I’m one of those people who believes that technology enhances the strategies we know work in a classroom setting. Just because you can use tech doesn’t mean you should use tech, especially if it doesn’t help to promote your overall pedagogical goals.
In “12 Steps for Creating a Digital Assignment or Hybrid Class,” Jesse Stommel does a wonderful job of posing some questions to ascertain whether or not you really need to use tech for an assignment and how to determine what those assignments might like. He starts with pedagogical issues rather than the practicalities of the tech itself. The first two are indispensable: What is my primary goal for students with this course/assignment? What is my digital pedagogy?/How does my goal for this assignment intersect with my broader teaching philosophy?
For me, the answers to these questions sometimes relate to the materials to which I want to expose my students. For writing courses, where students are in a constant process of drafting, peer review and revising, I like students to see how this works (or, doesn’t work) in the real world. Showing my students how comments function as commentary on digital writing reveals what they might want to do and avoid in their own work. But students have to learn to navigate the Web, find comments and determine the difference between moderated and unmoderated comments. As a result, I not only have to consider my primary goal (honing their feedback skills) but also how technology intersects with that goal (information seeking on the Internet and information literacy).
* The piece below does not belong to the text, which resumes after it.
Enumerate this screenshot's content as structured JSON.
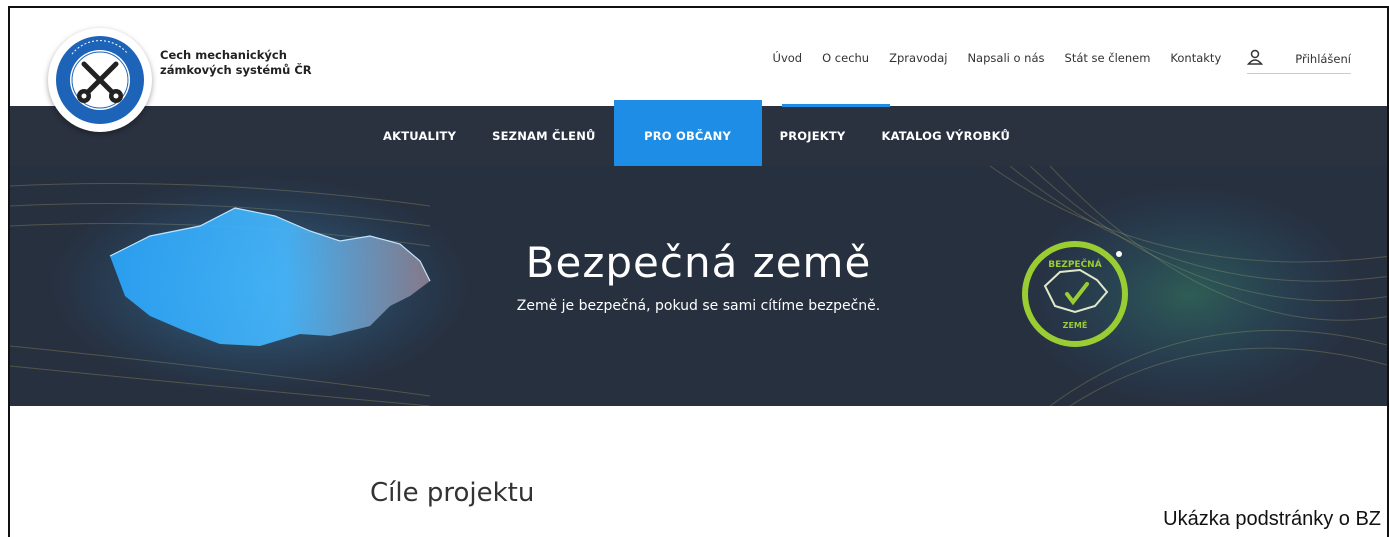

In doing so, I have to allow time and space in the syllabus to do both. It is that dual-purpose that makes incorporating digital assignments different from using analog tools to do the same. But I find it rewarding, as I have developed new skills that help me in my own research, skills that I also pass on to students. At the same time, it takes different thinking, and definitely more time, especially in terms of the assessment of digital assignments. In the future, I’ll talk about what’s being said about accessing digital assignments, and how I meet some of those challenges.
Jesse Stommel. “12 Steps for Creating a Digital Assignment or Hybrid Class.” Jesse Stommel. 18 Aug 2014. Web. 25 Aug 2014.
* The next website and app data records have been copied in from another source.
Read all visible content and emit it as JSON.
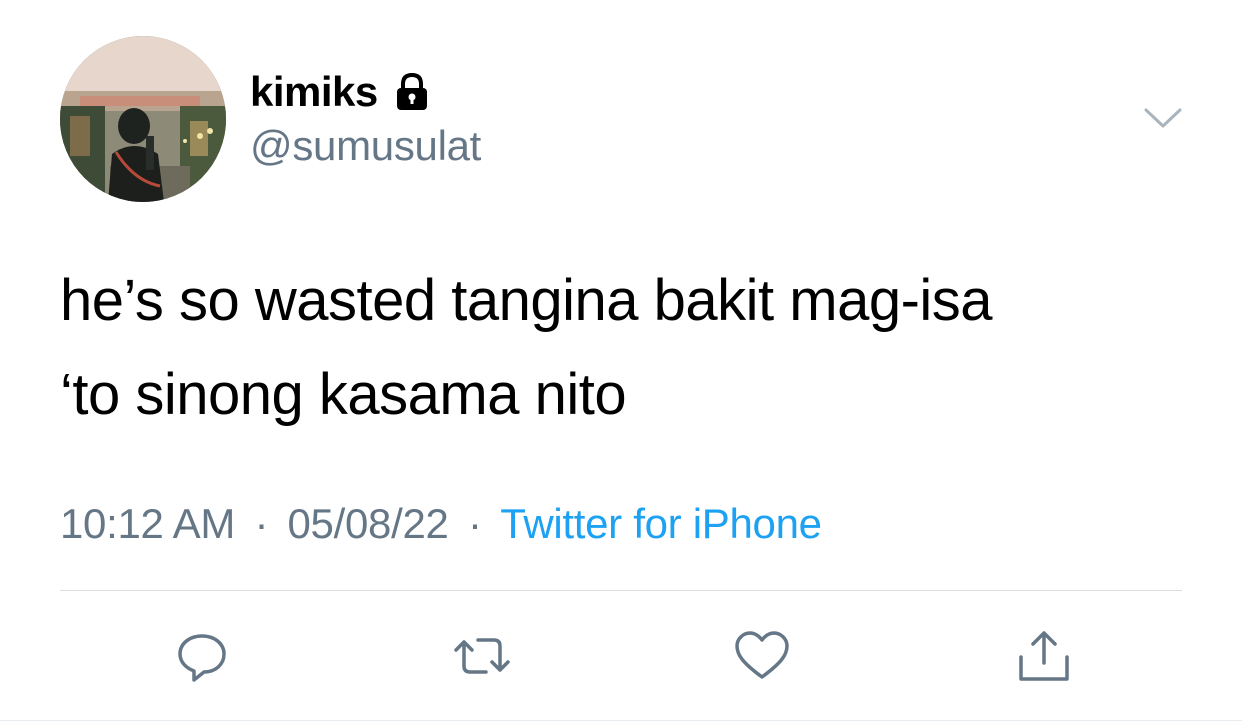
{
  "user": {
    "display_name": "kimiks",
    "handle": "@sumusulat",
    "protected": true
  },
  "tweet": {
    "text": "he’s so wasted tangina bakit mag-isa\n‘to sinong kasama nito",
    "time": "10:12 AM",
    "date": "05/08/22",
    "separator": "·",
    "source": "Twitter for iPhone"
  },
  "actions": [
    {
      "icon": "reply-icon"
    },
    {
      "icon": "retweet-icon"
    },
    {
      "icon": "like-icon"
    },
    {
      "icon": "share-icon"
    }
  ],
  "colors": {
    "text": "#000000",
    "muted": "#657786",
    "link": "#1da1f2",
    "divider": "#d7dde1"
  }
}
In her post for ProfHacker, Amy Cavender offers some tips for screencasting. Two of the best are time limits and scripts.
Cavender suggests that screencasts should be two to four minutes. in general, I would agree, but the screencast can be longer if the circumstances call for it. Some instructors use screencasts for lectures as part of blended learning. I have used screencasts for assessing student work, and this sometimes goes beyond the ideal “four minute” mark. For tutorials and student presentations, two to four minutes is ideal, but time limit should be determined by the function of the screencast.
Cavender also suggests a script. I think a script is great, especially, as she offers, if you plan to create a SRT file with captions. When I first started doing screencasts, I used a full script, and spent so much time on the script that it added labor to doing the screencast. I recommend using an outline, much in the way some opt to use an outline when presenting a paper rather than reading the paper. It makes the screencast seem more natural and less stilted, and more effective since you are not spending time perfecting a script.
I would add one additional tip on takes. While one may be tempted to barrel through recording the entire screencast in one take, I would recommend breaking it up. I use Screencast-O-Matic, which allows you to pause the recording and truncate so that you can eliminate parts you do not want to use.
Amy Cavender. “Simple Screencasting Tips.” ProfHacker. 11 Aug 2014. Web. 15 Aug 2014.
This past semester, I experimented with having my students write essays in Prezi, the web-based presentation software, in my Science Fiction class, a 200-level literature course for non-majors. I sought to improve the organization of the essays and improve the strategic use of evidence to support claims. I’ve tried more traditional ways of getting students to pay more attention to the structure of their papers, like outlines. I’ve also modeled citation in class from primary and secondary textual sources in an effort to get students to take only what they need, instead of unnecessarily long or unrelated passages.
I opted to experiment with Prezi to see if students would produce more structured and well-supported arguments if they could visualize them. I scaffolded assignments as I normally would leading up to the final project for the class: summaries of primary texts, drafts of thesis paragraphs and annotated bibliography entries. I had students work out the “map” of their Prezi essays using a sentence outline or just grouping ideas together and using peer review to determine how they would move from one idea to the other. As the rubric for the deconstructed essay shows, students had word count limits on slides. These limits were designed to make students more conscious of how they used text as evidence and how they explained the significance of video or visual evidence.
Overall, I was pleased with the way the essays turned out. Some students still had trouble with the idea of an essay, which they see only as text-based in a Word document, in a Prezi. Next semester, I plan to have students complete their major projects in Prezi. This time, students will create an academic poster, an assignment often given in science and social science courses, for their analysis of literature and film in my Detective Fiction course. Students are familiar with academic posters, and the use of Prezi will allow them the ability to embed images and video, something they cannot do with traditional poster board posters.
My goals remain the same: to use Prezi to help students improve the organization of their writing and use evidence effectively.